Bent River has had live music on several beer-crafting special occasions so far and plans more in the future.

Uptown Ivy is a few steps west of the brewpub, and in 2016 was the best place in town to find presidential candidates on soapboxes. Owner Martha Wolf, who's operated the Ivy Bake Shoppe & Cafe in West Burlington for 15 years, opened the downtown venue three years ago because she believes it's time for Jefferson Street to come alive again.

"Food and entertainment have definitely grown since I've been here," Wolf said. "There's always live music someplace. The street has energy now. It's competitive: Everybody has to raise their game."

Jana Hayes has been with the Ivy for 12 years: "A lot of business is going to come from out of town," she said. "Jefferson Street is on the cusp."

Andra Davis, the newest Ivy-leaguer, says it's about time Burlington resurrected Jefferson Street.

"They've left these buildings empty long enough," she said. "There's so much history in these buildings."

A good example of a rescued brick building is across the street from Uptown Ivy. Slide into the shotgun-style building to experience Olive Wine, opened in 2016 by Eric, Mark and Donna Renteria with the belief people want to enjoy conversation with good wine and beer and live music.

There is no television set at Olive Wine, thus it's Burlington's worst Super Bowl bar — unless you don't like or care about the Super Bowl, in which case, it's the best Super Bowl bar ever.

The live music calendar is booked two months into the future.

"I can remember when Jefferson Street was a pedestrian mall with no pedestrians," Mark Renteria said. He lived in California and Oregon after high school and now, like many who grew up on Jefferson Street when it was a Friday night teen culture magnet, has returned to put his broader life experience to work among the proud brick buildings that line Jefferson like soldiers guarding the secrets of the past.

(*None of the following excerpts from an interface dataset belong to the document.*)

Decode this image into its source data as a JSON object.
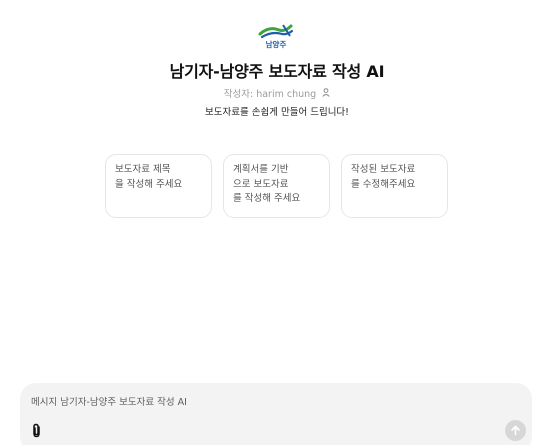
{
  "header": {
    "logo_text": "남양주",
    "title": "남기자-남양주 보도자료 작성 AI",
    "author_label": "작성자:",
    "author_name": "harim chung",
    "author_icon": "person-icon",
    "description": "보도자료를 손쉽게 만들어 드립니다!"
  },
  "suggestions": [
    {
      "lines": [
        "보도자료 제목",
        "을 작성해 주세요"
      ]
    },
    {
      "lines": [
        "계획서를 기반",
        "으로 보도자료",
        "를 작성해 주세요"
      ]
    },
    {
      "lines": [
        "작성된 보도자료",
        "를 수정해주세요"
      ]
    }
  ],
  "composer": {
    "placeholder": "메시지 남기자-남양주 보도자료 작성 AI",
    "attach_icon": "paperclip-icon",
    "send_icon": "arrow-up-icon"
  },
  "colors": {
    "logo_green": "#3aa53a",
    "logo_blue": "#1f5fa8",
    "composer_bg": "#f3f3f3",
    "send_disabled": "#d7d7d7"
  }
}
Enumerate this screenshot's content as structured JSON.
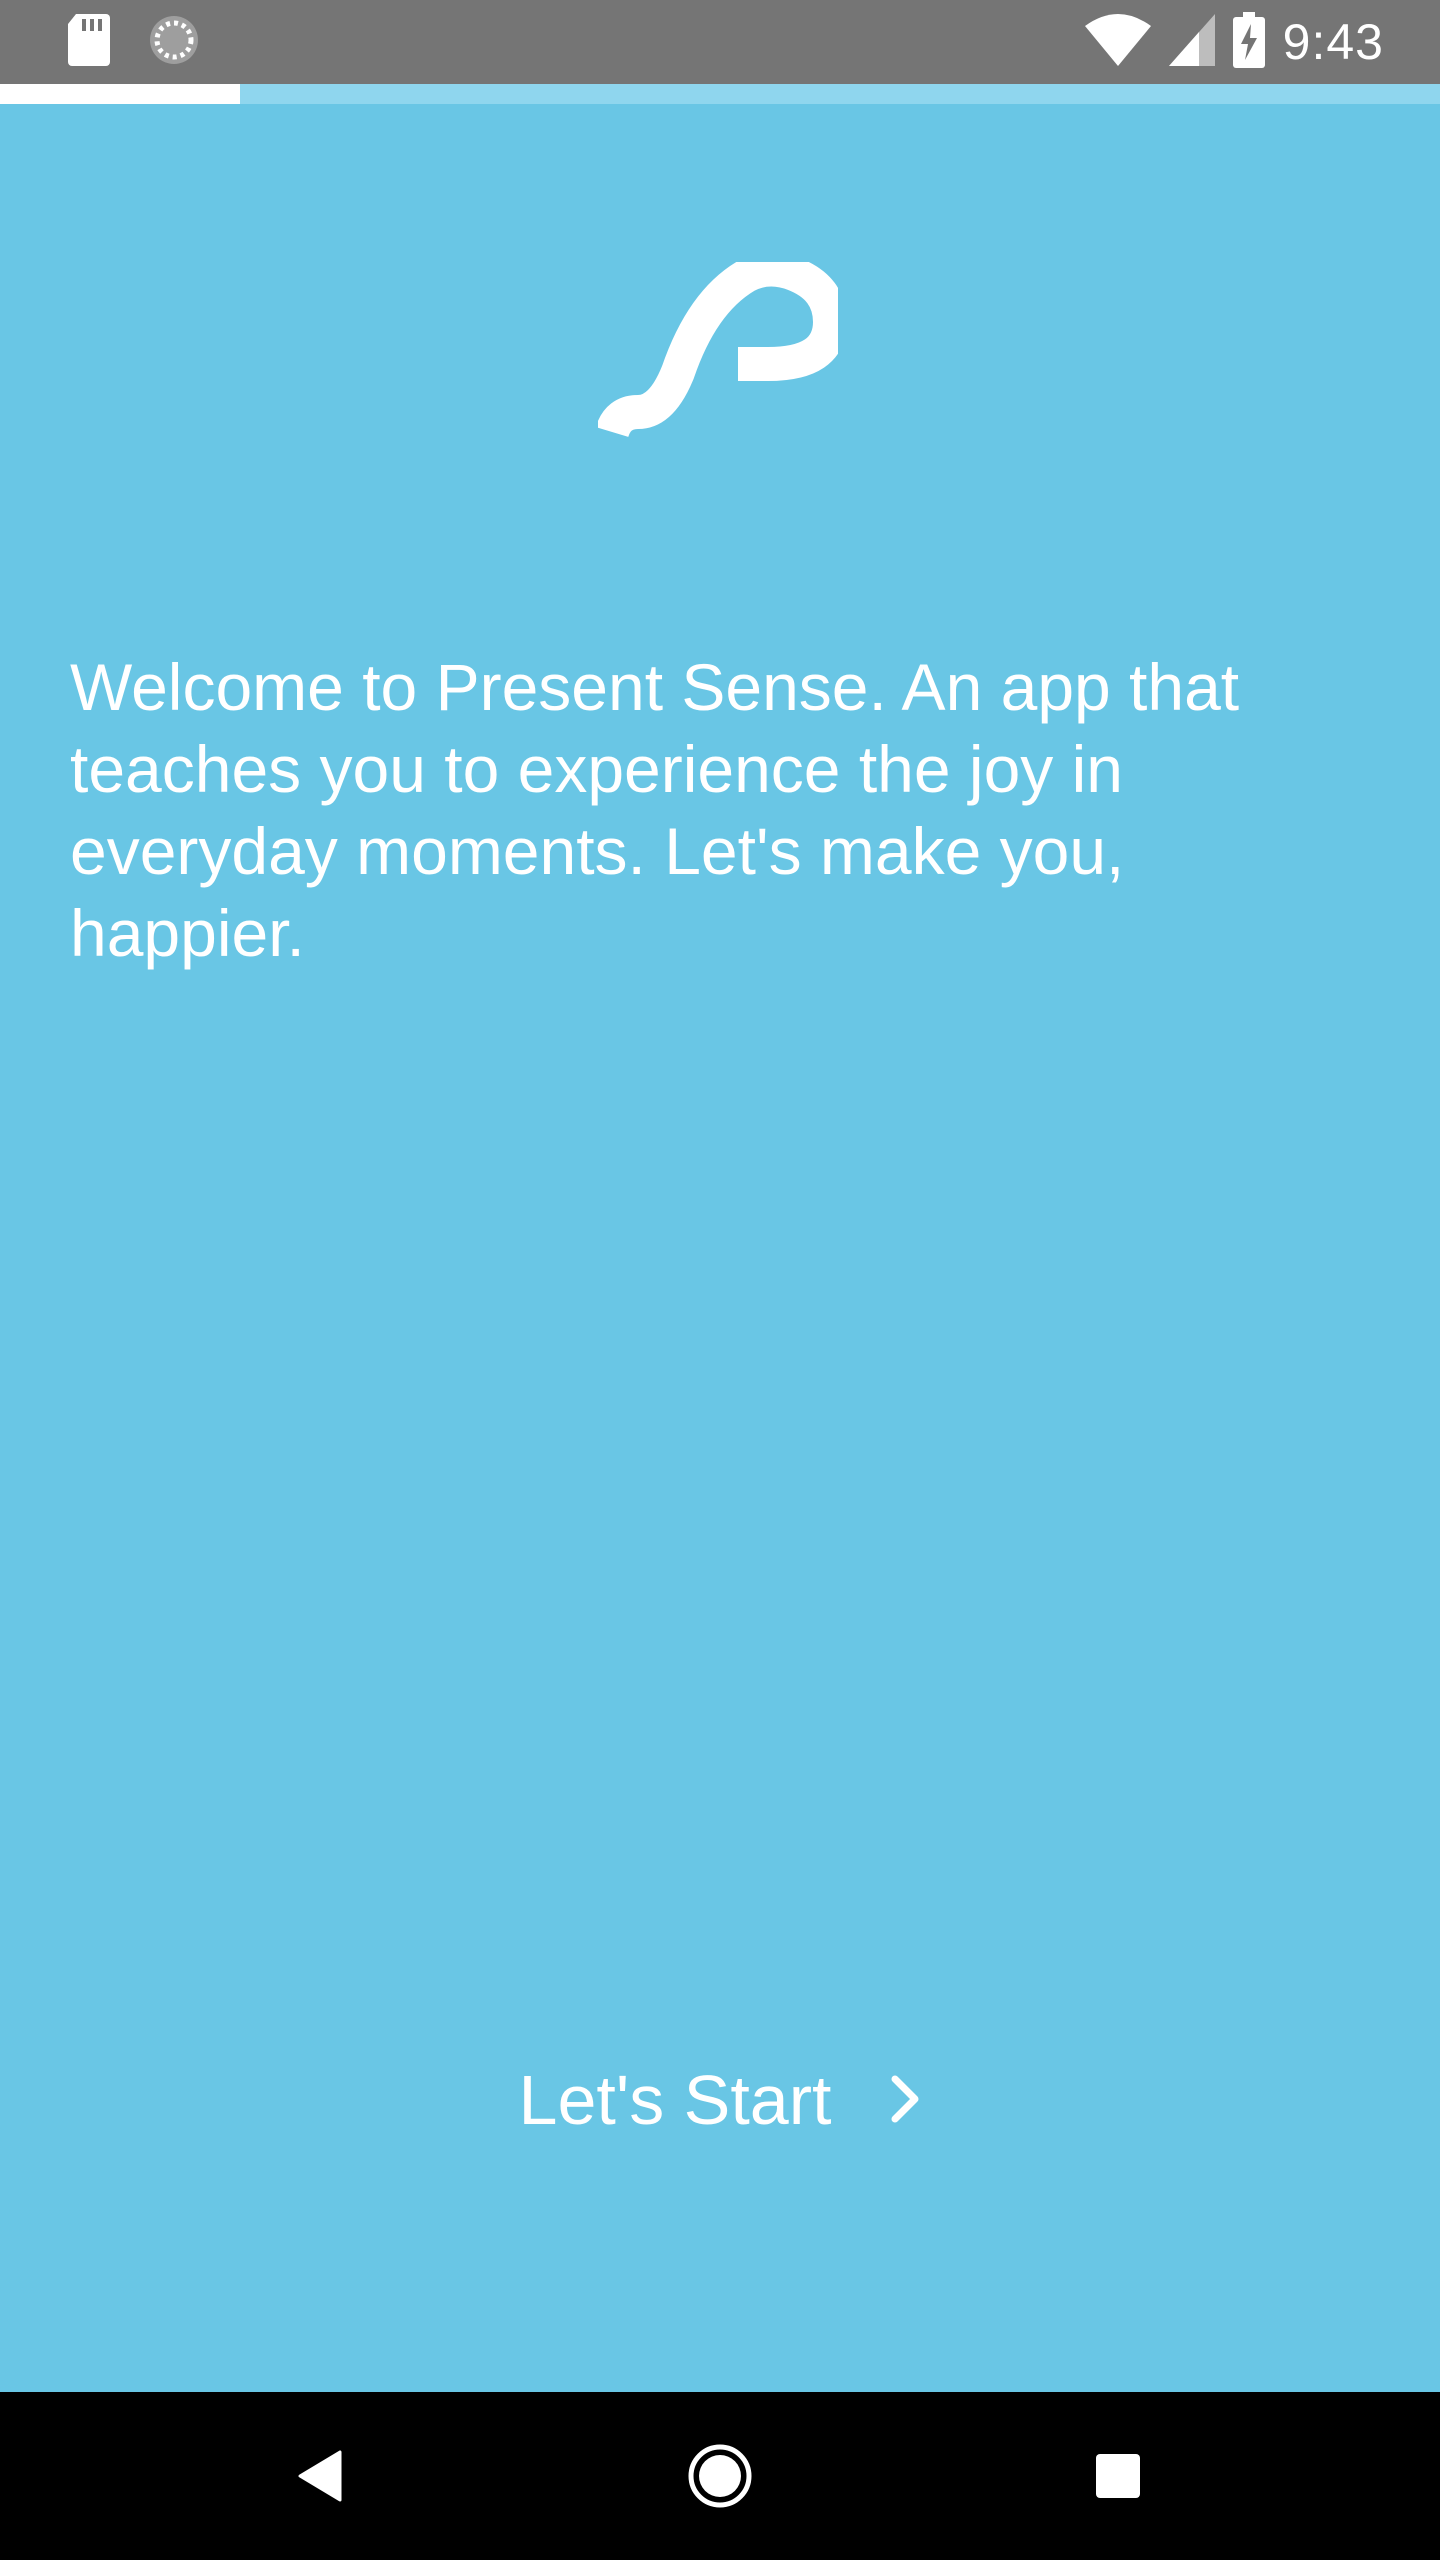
{
  "status_bar": {
    "time": "9:43",
    "icons": [
      "sd-card-icon",
      "sync-icon",
      "wifi-icon",
      "signal-icon",
      "battery-charging-icon"
    ]
  },
  "progress": {
    "fraction": 0.167
  },
  "logo": {
    "icon": "present-sense-logo-icon"
  },
  "welcome": {
    "text": "Welcome to Present Sense. An app that teaches you to experience the joy in everyday moments. Let's make you, happier."
  },
  "start_button": {
    "label": "Let's Start",
    "icon": "chevron-right-icon"
  },
  "nav_bar": {
    "icons": [
      "back-icon",
      "home-icon",
      "recents-icon"
    ]
  },
  "colors": {
    "background": "#69c6e5",
    "status_bar": "#757575",
    "progress_track": "#8fd6ee",
    "progress_fill": "#ffffff",
    "text": "#ffffff",
    "nav_bar": "#000000"
  }
}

"The people who moved away and came back — they remember what they saw as kids and they want it back," he said. "The Snake Alley District is the most up-and-coming area in southeast Iowa, with traditional downtown shopping, dining, and living. It's fun to be down here talking to the people."

The Beancounter's Wells summed up the Jefferson Street entertainment credo: "I don't care who you are, I don't care what you do, I don't care what you believe in or don't believe in — you're welcome here," she said.

"We are having fun down here," Wolf said.

"I like to support other places," Anderson said. "There's room enough for all of us."

"Our wish is that Jefferson Street continues to grow," Renteria said. "The revitalization is just starting."

And when you're sloshing like a water balloon after all that coffee, wine, tea, beer and whatever else you sampled along the way, when your dogs are barking from all that walking, trudge across the railroad tracks and up to the west end of Jefferson Street and drop into The Som for a beer and a Som burger. Sit at the ancient wooden bar, a solid link to days gone by, an icon that owner Eric Lee refused to Dumpster during remodeling.

Ahh. That's how it used to be. That's how it is again, down on Jefferson Street. All we need now are a grocery store and a riverside hotel.

Jefferson Street is the Snake Alley District. That's downtown Burlington.

"Downtown is Burlington," Lee concluded.